«Political attacks, at the opportune moment, can be arranged against all doers. Today’s timing leaves us no doubt regarding that,» on the very day commented Reform Party secretary-general Martin Kukk.
On Tuesday, the European Commission vice president Mr Kallas sent his party comrades a letter, providing his explanations. «These same Eesti Pank working documents have, over the years, been shown me by various people, whom I cannot suspect of being friendly,» disclosed Mr Kallas.
Yesterday, Mr Kallas assured that, as assessed by him, the timing of the surfacing of the material cannot be coincidence. Even so, he was unwilling to say for sure if the issue might, in his opinion, have an effect on the forthcoming coalition talks. «Whether it affects [it] or not, will be seen during the talks.»

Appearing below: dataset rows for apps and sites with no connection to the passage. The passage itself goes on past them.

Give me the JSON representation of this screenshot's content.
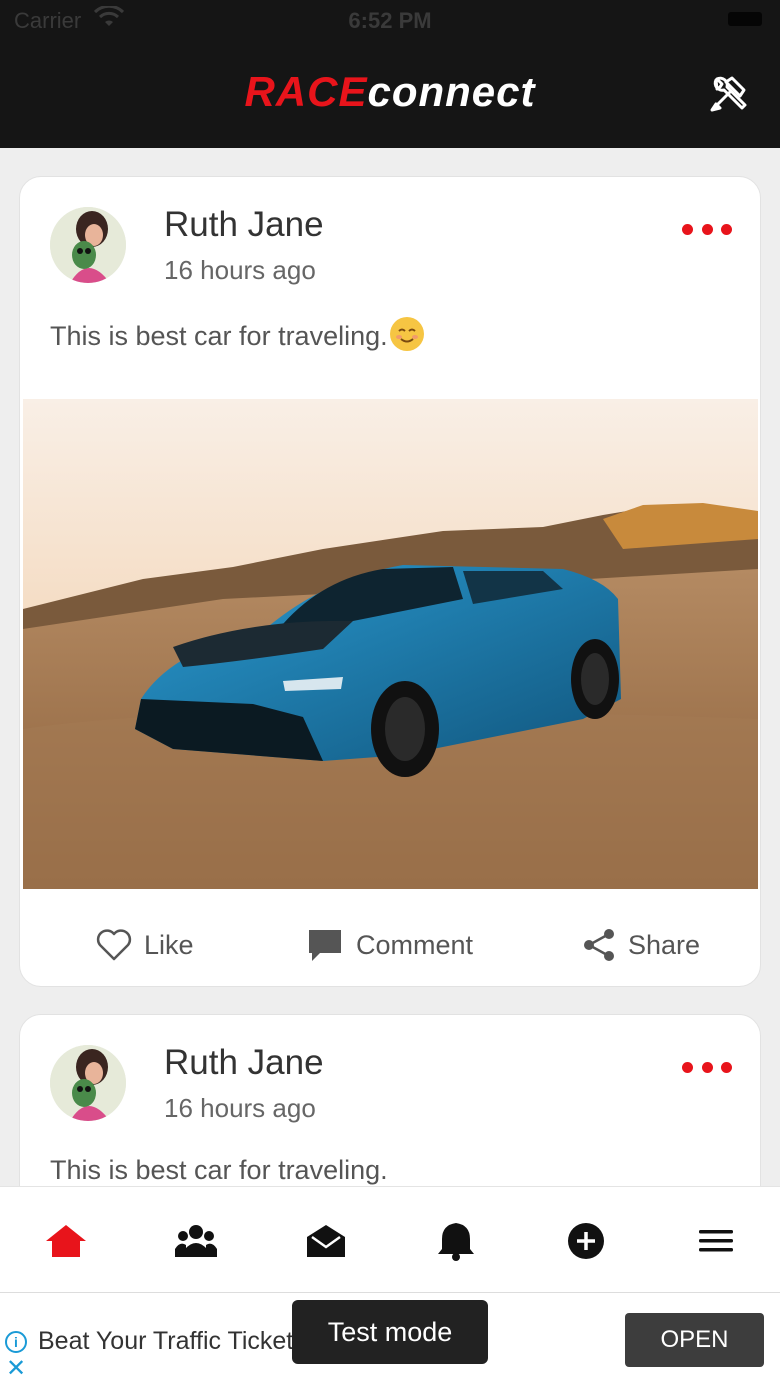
{
  "status_bar": {
    "carrier": "Carrier",
    "time": "6:52 PM"
  },
  "header": {
    "logo_race": "RACE",
    "logo_connect": "connect",
    "tools_icon": "tools-icon"
  },
  "posts": [
    {
      "author": "Ruth Jane",
      "time": "16 hours ago",
      "text": "This is best car for traveling.",
      "emoji": "smiling-face",
      "has_image": true,
      "actions": {
        "like": "Like",
        "comment": "Comment",
        "share": "Share"
      }
    },
    {
      "author": "Ruth Jane",
      "time": "16 hours ago",
      "text": "This is best car for traveling."
    }
  ],
  "bottom_nav": [
    "home-icon",
    "friends-icon",
    "messages-icon",
    "notifications-icon",
    "add-icon",
    "menu-icon"
  ],
  "colors": {
    "accent": "#e8141b",
    "header_bg": "#151515",
    "active_nav": "#e8141b"
  },
  "ad": {
    "text": "Beat Your Traffic Ticket",
    "button": "OPEN",
    "info_icon": "info-icon",
    "close_icon": "close-icon"
  },
  "toast": {
    "text": "Test mode"
  }
}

In the political grapevine, the most widespread version yesterday was that it’s the current coalition partner IRL responsible for the appearance of old documents, in the person Eerik-Niiles Kross. This is related to unwillingness by Mr Kallas to confirm IRL that the current coalition will continue – by now developed into a strong likelihood of an emerging Reform/soc dems deal.
Mr, vice chairman of IRL, in his talk to Postimees rebuffed the claim that the Eesti Päevaleht stories based on activities of Mr Kallas, 20 years ago, are based on documents gotten from him.
«This is an absurd claim,» he said. «The same king as me having seajacked the [cargo vessel] Arctic Sea as well. I do not know where these materials came from, not from my archive for sure.»
Mr Kross added he did not understand why he would have to stick some old documents on Mr Kallas into the media. «What would I gain from that?»
He rebuffed the assumption that the incident might be linked to the upcoming coalition talks: «As much as I have heard, they aren’t planning to hold any essential talks with IRL anyway.»
Centre Party vice chairman Kadri Simson does not believe that the materials surfacing, on Mr Kallas, might lower his chances to become the head of next government.
«A 20 years old loan guarantee might become fatal to a prime minister, towards whom «no confidence» is planned,» noted Ms Simson. «For a prime minister candidate, with two competing parties wanting to get into the government to be created by him, this will hardly pose an obstacle.»
Ms Simson added that the creation of the new coalition is quite far advanced already. «While the media is unrolling this story, I hear that talks are underway regarding the persons of the new ministers,» said she.